(App and web page records)
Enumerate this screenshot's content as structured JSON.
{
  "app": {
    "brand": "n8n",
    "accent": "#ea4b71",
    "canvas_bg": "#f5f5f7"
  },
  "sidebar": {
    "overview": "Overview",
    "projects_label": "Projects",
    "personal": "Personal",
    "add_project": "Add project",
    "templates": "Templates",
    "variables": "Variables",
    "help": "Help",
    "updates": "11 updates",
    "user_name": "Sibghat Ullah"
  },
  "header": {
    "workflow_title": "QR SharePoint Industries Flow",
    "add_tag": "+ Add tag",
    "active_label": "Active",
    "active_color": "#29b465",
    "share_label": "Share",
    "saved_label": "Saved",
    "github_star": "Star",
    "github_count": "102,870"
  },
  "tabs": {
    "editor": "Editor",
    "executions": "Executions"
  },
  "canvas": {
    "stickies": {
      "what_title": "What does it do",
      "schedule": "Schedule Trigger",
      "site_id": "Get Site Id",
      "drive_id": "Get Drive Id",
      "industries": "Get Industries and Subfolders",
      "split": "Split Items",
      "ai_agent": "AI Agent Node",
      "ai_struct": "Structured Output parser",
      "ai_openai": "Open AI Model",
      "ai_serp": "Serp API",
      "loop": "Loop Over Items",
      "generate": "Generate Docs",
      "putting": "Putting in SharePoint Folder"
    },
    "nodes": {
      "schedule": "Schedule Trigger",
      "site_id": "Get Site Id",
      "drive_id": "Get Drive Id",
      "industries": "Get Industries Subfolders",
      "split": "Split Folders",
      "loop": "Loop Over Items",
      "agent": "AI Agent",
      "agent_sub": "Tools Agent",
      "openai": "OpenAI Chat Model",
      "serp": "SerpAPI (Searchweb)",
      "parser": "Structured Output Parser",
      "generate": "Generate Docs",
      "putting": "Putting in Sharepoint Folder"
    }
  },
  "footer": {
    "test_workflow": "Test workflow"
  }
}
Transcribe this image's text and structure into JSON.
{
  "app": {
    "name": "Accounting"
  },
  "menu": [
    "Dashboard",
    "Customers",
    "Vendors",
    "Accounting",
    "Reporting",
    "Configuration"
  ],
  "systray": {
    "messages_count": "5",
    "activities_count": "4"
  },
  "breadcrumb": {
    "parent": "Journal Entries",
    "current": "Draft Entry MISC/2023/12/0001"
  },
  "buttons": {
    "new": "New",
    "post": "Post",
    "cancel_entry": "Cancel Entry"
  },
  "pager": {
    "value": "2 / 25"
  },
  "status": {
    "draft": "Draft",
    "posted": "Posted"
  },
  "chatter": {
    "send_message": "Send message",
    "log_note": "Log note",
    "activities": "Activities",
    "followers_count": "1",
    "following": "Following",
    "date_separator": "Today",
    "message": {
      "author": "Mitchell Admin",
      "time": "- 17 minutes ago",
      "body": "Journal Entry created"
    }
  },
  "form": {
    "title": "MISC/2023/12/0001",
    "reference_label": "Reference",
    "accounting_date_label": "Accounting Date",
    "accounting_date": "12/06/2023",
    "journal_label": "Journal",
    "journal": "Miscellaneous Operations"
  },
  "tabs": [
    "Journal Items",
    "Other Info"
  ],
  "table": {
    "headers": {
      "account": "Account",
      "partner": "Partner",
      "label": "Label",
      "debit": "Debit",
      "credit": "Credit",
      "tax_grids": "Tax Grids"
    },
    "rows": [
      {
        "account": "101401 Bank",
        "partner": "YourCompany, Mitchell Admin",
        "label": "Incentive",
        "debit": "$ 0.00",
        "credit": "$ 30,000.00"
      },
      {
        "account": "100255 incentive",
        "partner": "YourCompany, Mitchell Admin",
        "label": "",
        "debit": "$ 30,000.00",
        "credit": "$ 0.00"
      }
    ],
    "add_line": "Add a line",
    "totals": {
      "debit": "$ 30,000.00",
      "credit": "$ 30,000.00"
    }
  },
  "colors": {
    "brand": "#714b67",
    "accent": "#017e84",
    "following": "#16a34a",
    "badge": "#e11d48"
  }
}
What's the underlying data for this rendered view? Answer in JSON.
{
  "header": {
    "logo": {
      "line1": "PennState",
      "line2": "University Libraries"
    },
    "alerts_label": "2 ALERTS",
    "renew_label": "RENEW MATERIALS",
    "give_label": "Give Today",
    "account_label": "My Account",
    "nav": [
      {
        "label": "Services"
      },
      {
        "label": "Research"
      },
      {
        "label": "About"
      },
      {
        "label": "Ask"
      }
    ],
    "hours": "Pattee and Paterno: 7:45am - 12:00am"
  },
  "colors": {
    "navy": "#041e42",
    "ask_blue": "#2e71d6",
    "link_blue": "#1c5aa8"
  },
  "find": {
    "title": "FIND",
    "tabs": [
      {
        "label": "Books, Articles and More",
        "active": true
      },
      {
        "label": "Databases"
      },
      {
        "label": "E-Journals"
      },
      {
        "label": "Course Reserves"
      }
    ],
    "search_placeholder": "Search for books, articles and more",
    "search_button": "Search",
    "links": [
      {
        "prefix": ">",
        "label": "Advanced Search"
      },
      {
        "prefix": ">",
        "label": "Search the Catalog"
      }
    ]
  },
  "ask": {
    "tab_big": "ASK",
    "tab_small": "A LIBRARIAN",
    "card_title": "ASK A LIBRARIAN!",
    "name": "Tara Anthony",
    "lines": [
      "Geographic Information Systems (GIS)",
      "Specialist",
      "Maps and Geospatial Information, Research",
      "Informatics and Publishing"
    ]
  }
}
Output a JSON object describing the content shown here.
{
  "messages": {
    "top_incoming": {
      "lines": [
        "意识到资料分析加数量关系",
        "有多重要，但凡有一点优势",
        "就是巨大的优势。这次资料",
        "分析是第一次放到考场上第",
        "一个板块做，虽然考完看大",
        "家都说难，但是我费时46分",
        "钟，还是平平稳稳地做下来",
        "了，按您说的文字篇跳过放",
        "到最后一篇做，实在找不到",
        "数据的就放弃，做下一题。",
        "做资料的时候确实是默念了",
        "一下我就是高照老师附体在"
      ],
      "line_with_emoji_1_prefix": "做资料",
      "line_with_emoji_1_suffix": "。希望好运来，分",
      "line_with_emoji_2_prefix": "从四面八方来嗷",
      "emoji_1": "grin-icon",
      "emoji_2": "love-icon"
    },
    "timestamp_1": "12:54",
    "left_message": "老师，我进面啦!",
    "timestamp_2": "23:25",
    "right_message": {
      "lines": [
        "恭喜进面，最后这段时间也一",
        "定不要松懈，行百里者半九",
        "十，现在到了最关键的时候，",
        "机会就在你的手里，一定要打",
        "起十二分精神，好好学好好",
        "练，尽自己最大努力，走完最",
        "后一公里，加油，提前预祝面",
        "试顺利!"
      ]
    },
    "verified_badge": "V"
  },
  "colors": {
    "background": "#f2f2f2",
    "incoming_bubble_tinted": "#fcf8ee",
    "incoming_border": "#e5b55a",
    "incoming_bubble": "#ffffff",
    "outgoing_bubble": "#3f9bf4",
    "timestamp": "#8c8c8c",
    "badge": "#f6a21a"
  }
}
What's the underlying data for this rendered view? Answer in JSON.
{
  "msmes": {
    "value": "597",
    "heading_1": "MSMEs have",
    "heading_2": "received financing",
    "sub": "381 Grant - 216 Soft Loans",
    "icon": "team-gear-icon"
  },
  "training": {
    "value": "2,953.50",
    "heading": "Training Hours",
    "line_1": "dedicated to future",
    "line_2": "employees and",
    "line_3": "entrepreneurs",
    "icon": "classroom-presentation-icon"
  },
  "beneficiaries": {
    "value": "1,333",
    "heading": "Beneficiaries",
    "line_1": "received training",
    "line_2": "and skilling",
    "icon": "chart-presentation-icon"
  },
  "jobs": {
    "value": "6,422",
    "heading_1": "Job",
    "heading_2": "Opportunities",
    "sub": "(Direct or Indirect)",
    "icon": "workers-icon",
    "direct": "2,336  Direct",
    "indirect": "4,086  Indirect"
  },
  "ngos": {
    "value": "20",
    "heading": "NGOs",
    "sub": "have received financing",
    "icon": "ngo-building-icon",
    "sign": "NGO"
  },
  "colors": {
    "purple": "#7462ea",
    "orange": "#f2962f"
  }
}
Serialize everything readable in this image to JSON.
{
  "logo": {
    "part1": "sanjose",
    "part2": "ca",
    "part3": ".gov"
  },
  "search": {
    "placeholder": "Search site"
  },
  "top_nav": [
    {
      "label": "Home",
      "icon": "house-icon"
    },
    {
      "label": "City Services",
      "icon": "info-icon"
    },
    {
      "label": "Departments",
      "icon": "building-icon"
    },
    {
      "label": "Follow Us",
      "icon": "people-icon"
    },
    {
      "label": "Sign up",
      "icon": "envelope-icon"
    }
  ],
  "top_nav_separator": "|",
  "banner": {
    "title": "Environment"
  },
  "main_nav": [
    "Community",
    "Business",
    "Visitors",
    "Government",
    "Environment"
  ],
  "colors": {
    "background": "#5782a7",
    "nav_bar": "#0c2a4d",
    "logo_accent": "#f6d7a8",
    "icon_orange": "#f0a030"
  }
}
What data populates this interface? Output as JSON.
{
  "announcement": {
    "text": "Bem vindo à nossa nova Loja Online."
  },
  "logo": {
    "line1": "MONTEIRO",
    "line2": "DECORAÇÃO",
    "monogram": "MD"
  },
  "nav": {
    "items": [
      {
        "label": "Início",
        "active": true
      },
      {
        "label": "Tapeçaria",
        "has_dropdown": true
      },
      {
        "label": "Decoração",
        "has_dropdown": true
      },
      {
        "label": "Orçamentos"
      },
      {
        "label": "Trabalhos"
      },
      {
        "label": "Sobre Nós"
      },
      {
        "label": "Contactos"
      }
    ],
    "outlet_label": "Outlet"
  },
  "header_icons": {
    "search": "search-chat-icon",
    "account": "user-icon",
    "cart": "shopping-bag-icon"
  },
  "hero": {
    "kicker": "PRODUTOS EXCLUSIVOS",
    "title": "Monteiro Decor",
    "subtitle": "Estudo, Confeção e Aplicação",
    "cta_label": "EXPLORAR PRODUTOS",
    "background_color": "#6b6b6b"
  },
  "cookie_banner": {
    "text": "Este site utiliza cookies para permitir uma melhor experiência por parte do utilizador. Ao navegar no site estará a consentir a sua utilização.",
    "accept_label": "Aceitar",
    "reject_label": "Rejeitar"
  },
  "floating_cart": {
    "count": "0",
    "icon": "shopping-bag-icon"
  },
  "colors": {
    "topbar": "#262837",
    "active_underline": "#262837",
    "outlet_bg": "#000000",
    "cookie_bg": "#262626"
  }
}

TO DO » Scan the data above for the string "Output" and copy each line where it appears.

RESULT »
      "ai_struct": "Structured Output parser",
      "parser": "Structured Output Parser",
Output a JSON object describing the content shown here.
What data populates this interface? Output as JSON.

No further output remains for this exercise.